__Task description__
If a line of the listing contains the string "minutes", return that line.

__Data to use__
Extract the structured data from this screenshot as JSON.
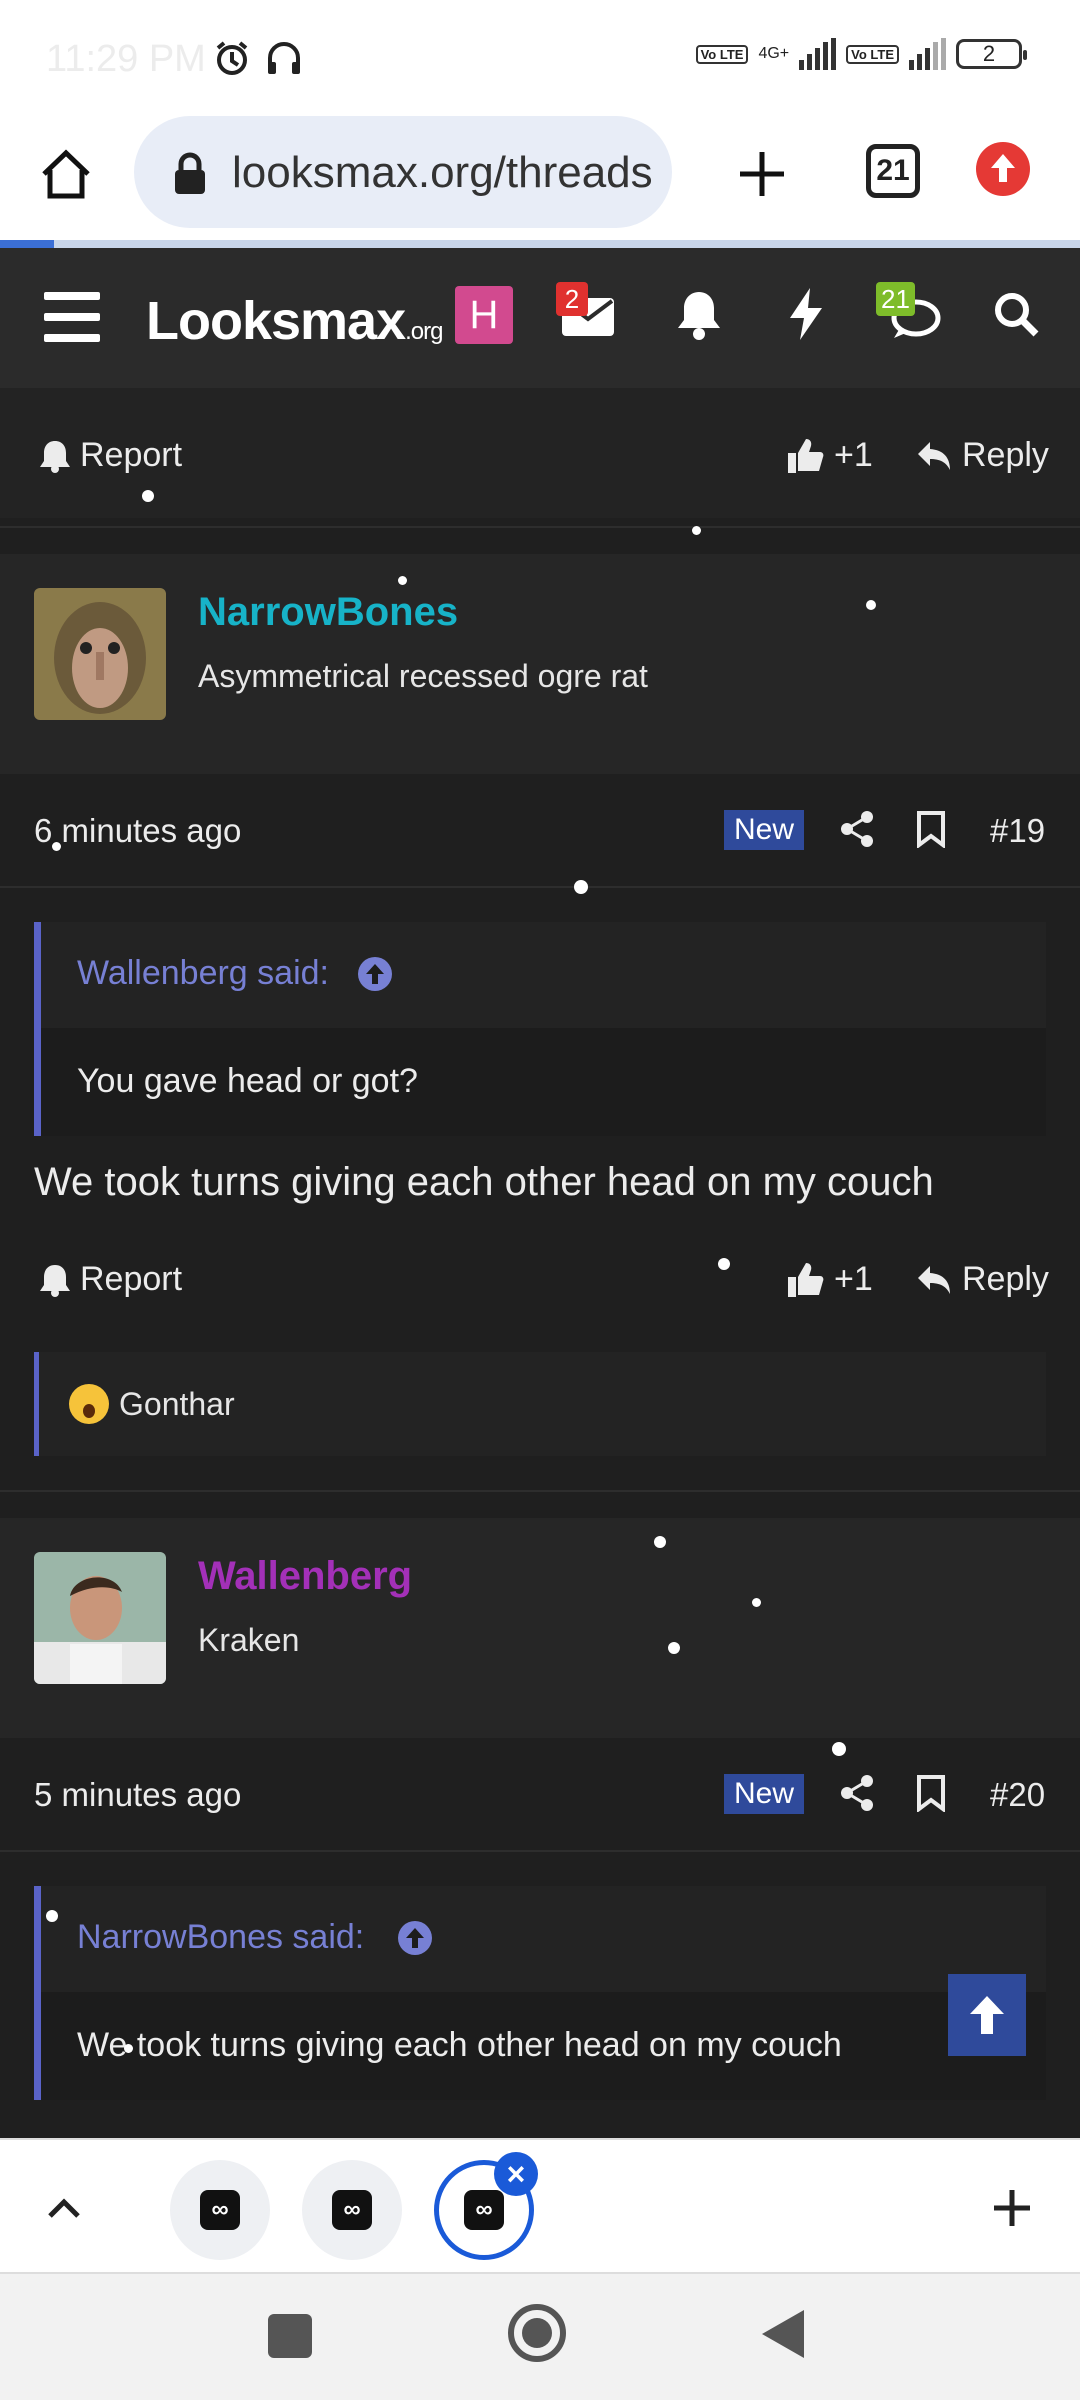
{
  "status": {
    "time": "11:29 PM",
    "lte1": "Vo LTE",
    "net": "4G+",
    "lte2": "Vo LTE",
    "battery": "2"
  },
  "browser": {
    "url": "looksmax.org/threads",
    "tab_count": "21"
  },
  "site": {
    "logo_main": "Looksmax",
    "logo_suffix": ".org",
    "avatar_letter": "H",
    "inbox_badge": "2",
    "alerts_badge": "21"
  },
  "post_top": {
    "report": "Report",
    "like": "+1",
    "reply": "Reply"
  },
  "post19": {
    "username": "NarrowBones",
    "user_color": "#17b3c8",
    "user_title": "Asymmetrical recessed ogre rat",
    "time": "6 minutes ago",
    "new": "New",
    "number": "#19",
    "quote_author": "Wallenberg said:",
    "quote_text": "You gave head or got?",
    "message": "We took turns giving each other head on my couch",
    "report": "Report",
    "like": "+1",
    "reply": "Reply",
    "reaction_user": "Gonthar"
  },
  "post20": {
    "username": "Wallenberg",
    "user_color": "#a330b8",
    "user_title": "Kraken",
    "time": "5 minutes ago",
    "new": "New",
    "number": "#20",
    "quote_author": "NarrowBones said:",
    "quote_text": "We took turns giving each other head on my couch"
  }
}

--

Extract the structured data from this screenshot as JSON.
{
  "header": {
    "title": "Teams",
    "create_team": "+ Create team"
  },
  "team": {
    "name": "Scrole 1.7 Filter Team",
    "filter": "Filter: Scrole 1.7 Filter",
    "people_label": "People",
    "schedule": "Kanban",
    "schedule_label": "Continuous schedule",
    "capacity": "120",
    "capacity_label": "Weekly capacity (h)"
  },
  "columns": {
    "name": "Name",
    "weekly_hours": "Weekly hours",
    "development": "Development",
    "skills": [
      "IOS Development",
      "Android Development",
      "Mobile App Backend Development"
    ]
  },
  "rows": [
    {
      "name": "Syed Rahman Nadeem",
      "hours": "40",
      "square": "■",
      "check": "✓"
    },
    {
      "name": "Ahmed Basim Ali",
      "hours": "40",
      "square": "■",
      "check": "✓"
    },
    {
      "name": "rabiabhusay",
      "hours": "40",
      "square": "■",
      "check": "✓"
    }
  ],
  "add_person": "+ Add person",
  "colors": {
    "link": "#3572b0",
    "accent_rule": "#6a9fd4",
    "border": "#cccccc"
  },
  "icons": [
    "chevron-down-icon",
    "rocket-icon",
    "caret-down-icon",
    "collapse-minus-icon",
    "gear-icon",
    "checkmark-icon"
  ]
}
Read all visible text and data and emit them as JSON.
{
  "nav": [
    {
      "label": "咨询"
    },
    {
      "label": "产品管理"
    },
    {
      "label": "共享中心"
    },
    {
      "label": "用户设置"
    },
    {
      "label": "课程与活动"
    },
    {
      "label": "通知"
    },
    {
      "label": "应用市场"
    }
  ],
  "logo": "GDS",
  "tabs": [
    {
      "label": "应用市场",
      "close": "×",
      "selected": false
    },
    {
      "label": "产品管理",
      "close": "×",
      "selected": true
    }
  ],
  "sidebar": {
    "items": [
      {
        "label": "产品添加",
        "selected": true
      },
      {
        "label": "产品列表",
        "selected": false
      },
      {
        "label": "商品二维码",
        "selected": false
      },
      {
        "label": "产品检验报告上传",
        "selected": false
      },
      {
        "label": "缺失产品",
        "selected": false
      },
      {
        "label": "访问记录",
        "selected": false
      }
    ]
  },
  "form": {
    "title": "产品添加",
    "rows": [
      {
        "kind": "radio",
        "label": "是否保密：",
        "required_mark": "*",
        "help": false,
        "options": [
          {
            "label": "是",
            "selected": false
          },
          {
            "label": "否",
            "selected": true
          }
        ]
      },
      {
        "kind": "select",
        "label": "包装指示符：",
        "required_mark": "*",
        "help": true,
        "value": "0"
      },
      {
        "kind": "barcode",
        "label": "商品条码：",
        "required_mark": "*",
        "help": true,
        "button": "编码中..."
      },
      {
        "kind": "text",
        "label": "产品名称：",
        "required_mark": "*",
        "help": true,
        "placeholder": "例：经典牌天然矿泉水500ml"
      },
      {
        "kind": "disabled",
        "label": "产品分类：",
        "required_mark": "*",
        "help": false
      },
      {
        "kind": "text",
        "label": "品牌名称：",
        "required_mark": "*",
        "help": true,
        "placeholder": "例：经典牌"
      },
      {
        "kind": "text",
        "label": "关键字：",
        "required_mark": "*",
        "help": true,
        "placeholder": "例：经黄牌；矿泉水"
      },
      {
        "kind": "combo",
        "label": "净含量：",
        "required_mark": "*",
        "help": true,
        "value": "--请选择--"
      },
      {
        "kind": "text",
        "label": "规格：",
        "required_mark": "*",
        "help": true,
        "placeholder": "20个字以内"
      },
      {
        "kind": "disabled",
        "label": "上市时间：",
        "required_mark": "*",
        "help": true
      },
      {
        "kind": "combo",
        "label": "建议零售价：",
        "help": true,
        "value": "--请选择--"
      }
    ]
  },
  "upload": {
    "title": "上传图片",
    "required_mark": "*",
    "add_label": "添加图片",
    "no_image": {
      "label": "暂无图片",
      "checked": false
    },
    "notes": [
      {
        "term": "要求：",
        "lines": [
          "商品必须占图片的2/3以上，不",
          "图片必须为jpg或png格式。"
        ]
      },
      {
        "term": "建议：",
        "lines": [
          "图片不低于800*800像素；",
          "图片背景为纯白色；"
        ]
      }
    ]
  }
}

__Completed task__
    "time": "6 minutes ago",
    "time": "5 minutes ago",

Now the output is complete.